Your assignment – Records follow. Copy every line with "title".

Data for processing –
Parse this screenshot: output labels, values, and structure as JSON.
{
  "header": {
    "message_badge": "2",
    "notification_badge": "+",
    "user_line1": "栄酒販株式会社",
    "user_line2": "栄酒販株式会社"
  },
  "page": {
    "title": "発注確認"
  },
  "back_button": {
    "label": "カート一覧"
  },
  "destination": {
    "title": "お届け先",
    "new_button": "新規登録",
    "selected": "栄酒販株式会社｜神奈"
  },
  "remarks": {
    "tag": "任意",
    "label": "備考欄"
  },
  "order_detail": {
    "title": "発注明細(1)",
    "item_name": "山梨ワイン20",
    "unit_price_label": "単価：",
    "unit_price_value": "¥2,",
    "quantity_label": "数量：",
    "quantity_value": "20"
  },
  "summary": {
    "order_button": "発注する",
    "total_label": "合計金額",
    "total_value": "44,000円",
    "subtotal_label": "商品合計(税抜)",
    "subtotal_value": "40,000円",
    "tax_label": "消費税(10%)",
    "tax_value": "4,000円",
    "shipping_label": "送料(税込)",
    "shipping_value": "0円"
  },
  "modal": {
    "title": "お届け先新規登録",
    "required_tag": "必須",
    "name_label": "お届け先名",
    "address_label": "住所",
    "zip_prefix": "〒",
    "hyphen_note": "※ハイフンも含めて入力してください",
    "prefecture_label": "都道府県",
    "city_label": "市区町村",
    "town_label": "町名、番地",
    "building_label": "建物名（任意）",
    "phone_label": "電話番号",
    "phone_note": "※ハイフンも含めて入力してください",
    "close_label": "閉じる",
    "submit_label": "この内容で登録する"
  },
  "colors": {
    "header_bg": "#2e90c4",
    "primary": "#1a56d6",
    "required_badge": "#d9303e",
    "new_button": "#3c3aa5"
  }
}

Reply –
    "title": "発注確認"
    "title": "お届け先",
    "title": "発注明細(1)",
    "title": "お届け先新規登録",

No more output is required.